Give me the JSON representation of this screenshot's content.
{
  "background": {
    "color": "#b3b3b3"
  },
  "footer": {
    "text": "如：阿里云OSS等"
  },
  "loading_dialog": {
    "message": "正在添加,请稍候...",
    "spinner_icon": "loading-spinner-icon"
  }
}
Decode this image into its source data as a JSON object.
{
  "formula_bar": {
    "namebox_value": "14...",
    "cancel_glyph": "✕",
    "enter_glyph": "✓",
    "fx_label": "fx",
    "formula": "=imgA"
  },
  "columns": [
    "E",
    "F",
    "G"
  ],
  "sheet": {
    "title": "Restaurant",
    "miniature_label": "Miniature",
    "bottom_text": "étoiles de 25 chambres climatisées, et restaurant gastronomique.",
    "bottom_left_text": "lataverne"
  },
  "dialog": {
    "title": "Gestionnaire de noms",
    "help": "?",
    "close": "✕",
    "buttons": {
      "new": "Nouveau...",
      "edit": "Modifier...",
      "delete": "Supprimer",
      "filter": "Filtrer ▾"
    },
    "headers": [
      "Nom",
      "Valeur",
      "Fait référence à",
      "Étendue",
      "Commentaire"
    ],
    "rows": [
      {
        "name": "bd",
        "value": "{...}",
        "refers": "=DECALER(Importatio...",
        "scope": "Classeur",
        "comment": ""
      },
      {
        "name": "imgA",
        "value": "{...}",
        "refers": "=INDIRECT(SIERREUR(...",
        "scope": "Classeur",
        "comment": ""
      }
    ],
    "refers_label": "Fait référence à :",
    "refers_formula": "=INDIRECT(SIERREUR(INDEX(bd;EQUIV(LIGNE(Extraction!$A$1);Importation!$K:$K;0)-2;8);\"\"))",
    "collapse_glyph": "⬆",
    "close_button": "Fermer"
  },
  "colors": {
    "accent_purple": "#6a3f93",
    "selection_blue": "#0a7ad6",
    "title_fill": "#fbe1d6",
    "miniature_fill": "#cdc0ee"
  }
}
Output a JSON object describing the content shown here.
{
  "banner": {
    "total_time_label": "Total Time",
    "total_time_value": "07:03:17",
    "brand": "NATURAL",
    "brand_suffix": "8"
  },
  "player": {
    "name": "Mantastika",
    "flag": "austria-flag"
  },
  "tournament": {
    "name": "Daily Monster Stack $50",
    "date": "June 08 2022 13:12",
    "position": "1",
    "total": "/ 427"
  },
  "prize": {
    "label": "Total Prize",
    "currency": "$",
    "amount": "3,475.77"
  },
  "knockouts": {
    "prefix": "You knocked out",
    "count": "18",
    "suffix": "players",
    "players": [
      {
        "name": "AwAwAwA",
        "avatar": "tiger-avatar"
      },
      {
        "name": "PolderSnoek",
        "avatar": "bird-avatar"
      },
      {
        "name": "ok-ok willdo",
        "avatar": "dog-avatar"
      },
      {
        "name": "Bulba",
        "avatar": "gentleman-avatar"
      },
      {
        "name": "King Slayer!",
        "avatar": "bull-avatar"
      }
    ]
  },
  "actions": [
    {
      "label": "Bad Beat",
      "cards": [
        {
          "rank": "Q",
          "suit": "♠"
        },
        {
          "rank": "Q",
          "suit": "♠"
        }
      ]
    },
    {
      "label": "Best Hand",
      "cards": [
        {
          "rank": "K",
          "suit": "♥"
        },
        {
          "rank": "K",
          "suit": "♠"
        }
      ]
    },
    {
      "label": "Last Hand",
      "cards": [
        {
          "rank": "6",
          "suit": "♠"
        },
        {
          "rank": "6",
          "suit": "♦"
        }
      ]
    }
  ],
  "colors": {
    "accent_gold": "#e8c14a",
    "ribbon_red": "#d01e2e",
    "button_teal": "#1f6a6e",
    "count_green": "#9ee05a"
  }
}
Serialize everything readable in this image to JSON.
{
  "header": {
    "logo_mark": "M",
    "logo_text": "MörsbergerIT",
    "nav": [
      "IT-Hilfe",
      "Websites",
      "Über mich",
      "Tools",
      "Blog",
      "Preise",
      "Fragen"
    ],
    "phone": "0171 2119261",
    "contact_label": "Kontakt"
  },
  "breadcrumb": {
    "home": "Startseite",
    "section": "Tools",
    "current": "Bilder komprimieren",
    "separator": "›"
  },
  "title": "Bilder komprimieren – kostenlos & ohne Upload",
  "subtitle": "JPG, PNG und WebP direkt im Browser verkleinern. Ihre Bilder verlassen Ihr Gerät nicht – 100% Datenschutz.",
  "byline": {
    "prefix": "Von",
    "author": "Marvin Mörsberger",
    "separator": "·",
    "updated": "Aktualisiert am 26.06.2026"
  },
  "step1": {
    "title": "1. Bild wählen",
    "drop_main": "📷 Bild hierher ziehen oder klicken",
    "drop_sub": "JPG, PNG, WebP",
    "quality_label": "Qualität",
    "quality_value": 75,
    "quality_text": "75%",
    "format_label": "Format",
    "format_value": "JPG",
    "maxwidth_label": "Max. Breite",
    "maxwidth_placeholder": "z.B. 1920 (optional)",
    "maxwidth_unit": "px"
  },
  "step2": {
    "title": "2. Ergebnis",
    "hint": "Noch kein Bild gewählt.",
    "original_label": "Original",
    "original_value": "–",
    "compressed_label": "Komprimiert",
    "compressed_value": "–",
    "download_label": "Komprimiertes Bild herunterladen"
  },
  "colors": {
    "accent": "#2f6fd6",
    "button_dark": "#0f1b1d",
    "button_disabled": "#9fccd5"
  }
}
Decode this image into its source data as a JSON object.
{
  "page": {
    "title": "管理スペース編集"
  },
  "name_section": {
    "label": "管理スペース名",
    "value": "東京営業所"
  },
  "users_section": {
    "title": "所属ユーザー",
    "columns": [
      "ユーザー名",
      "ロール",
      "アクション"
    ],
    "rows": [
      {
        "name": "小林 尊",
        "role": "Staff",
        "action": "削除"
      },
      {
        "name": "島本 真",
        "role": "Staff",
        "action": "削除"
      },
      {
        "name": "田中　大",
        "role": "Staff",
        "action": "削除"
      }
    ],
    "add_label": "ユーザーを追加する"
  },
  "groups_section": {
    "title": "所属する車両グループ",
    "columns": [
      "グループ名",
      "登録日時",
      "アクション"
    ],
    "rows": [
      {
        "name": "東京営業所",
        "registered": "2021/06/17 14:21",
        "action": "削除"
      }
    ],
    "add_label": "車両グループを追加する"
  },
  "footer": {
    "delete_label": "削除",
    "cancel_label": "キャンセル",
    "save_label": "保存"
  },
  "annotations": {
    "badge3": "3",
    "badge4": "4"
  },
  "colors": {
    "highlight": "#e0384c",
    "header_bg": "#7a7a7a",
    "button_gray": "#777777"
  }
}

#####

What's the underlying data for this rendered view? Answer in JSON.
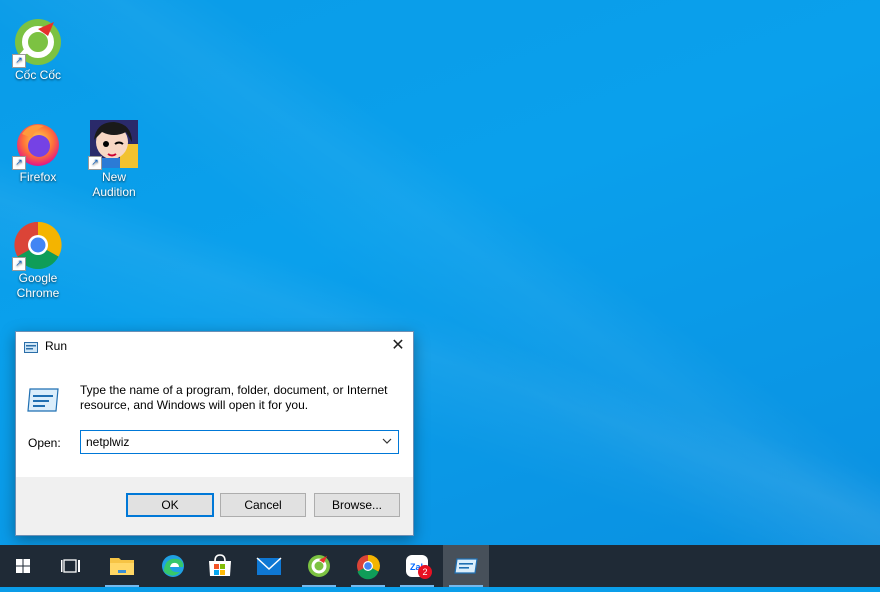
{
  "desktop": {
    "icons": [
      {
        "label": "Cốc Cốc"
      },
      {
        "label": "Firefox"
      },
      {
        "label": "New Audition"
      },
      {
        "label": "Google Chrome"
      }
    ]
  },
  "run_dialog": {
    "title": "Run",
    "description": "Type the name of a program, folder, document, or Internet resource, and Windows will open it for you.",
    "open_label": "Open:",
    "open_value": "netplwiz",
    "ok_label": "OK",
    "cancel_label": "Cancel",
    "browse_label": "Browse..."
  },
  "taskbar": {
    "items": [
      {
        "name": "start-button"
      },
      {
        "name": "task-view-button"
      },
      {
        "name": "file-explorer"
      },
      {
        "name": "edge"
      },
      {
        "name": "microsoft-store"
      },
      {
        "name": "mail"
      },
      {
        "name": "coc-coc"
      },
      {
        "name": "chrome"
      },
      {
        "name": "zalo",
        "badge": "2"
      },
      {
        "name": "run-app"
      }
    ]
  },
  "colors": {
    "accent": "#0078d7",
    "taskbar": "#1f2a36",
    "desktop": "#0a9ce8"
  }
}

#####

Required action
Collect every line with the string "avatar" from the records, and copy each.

Exercise output
        "avatar": "tiger-avatar"
        "avatar": "bird-avatar"
        "avatar": "dog-avatar"
        "avatar": "gentleman-avatar"
        "avatar": "bull-avatar"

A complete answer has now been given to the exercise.